The new President of the Hellenic Republic, Prokopis Pavlopoulos, was elected today, February 18, by the Greek Parliament. Pavlopoulos was born in 1950 in Kalamata, Greece, where he finished his school studies. In 1968, he moved to the Greek capital to study at Athens University Law School.
He is married with Vlassia Pavlopoulou-Peltsemi and the couple has three children: Vassilis, a lawyer, Maria, a French literature graduate, and Zoe, a kindergarten teacher.
In 1974, he was appointed Secretary of the Greek President Michael Stassinopoulos, whom he met when the latter was being held under house arrest during the Military Junta in Greece.
One year later, in 1975, he began his studies in University of Paris II (former Sorbonne) after receiving a French government scholarship. He received a postgraduate DEA and in 1977 he was declared a Doctor in Public Law.
Pavlopoulos followed an academic career as a Curator (1981), Associate Professor (1982), Assistant Professor (1983), Associate Professor (1986) and Professor (1989) at the Athens University Law School. In 1986, he was elected Visiting Professor at University Paris II in France.
During his academic career, he wrote numerous books and articles that have been widely recognized by the scientific community.
In 1996, Pavlopoulos began his long-standing career in politics. He was first elected an MP with New Democracy in the 1996 election. Later, he was reelected with the same party in the first Athens district in the 2000, 2004, 2007, 2009 and 2012 elections.
He has served as Alternate Minister for the Presidency and government spokesman in the ecumenical government headed by Xenophon Zolotas (1989-1990), head of the legal office to Greek President Constantine Karamanlis from 1990 to 1995, New Democracy’s Press and Information Spokesman (1995-1997), Parliamentary Spokesman (2000-2004), Minister of Interior, Public Administration and Decentralization (2004-2007) and finally, Minister of the Interior and Public Order (2007-2009).

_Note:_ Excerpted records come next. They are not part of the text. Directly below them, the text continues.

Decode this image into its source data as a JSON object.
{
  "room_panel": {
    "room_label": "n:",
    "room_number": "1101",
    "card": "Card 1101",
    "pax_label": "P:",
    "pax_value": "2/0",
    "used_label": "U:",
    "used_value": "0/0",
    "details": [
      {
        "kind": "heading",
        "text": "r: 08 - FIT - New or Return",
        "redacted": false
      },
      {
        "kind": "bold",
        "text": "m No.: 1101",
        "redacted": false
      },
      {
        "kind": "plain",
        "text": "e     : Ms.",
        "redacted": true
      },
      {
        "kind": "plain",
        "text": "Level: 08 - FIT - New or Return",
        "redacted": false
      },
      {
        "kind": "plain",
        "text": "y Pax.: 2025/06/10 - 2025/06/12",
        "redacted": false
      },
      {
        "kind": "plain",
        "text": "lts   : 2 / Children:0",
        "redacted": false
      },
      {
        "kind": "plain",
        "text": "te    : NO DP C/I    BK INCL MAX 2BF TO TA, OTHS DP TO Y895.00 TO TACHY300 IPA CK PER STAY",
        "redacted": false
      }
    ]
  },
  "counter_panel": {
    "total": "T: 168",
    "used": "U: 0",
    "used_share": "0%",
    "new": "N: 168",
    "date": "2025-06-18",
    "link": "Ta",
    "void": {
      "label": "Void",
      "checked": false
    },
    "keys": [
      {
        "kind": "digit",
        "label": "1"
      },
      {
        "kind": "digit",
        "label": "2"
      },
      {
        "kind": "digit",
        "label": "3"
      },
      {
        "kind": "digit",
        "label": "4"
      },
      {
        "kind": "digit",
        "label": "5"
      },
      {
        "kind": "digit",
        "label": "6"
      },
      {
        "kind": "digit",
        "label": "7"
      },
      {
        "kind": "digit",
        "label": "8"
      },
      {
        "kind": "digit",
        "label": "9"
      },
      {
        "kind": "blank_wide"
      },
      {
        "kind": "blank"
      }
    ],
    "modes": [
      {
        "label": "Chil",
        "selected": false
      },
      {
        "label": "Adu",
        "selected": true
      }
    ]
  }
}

Pavlopoulos has always stood against the unified property tax (ENFIA), claiming it was unconstitutional. “The tax, as it is today, has the same defects that EETIDE (another unpopular tax) used to have. We are prisoners of this system,” he had stated in August 2014.